#### EXERCISE AIM
Across the entries that follow, how many lines have the word "提交訂單" in them? Give only the number.

*** Opening of GIVEN ENTRIES ***

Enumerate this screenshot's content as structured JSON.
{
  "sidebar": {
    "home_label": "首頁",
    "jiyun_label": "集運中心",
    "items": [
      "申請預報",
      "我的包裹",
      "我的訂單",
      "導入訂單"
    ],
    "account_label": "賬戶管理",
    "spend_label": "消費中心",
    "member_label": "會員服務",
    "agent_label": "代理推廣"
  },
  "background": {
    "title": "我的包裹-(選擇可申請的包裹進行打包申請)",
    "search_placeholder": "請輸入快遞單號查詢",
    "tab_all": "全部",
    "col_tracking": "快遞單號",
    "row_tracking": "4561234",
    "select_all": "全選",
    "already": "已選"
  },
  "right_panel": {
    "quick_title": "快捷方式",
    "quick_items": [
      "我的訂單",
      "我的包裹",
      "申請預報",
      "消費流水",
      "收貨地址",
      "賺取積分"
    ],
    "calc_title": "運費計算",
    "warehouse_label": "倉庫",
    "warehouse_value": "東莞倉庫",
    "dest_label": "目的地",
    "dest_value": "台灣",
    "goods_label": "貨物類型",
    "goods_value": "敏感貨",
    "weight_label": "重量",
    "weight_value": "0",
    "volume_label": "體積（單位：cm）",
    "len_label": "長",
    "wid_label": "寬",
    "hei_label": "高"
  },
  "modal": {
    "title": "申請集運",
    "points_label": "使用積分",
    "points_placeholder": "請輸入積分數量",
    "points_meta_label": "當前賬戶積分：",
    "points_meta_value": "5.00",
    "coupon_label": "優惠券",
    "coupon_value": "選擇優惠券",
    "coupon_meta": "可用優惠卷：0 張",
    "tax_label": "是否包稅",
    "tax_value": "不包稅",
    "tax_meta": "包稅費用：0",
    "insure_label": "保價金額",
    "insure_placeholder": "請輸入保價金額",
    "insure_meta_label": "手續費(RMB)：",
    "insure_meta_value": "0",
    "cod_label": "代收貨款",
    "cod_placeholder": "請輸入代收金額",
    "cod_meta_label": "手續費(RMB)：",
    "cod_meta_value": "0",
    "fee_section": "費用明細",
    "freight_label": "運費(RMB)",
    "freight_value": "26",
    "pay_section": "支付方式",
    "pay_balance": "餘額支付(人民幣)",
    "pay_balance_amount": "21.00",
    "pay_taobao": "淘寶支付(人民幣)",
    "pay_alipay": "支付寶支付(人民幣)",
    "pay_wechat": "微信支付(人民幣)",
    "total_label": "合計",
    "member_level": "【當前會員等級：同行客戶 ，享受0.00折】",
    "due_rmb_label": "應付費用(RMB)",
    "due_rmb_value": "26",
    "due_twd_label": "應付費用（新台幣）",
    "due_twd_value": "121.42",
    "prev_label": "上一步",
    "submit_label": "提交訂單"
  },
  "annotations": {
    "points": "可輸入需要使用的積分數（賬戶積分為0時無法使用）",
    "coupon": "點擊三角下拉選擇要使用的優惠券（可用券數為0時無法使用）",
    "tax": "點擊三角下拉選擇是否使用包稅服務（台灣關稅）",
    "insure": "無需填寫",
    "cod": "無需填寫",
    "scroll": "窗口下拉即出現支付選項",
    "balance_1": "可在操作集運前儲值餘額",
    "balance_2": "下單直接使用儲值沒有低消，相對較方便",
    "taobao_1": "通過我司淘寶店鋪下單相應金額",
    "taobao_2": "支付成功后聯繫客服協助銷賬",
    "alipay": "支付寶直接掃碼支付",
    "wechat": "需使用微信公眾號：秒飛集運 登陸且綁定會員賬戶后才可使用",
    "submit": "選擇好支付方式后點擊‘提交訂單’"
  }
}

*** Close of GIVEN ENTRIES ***

#### EXERCISE ANSWER
2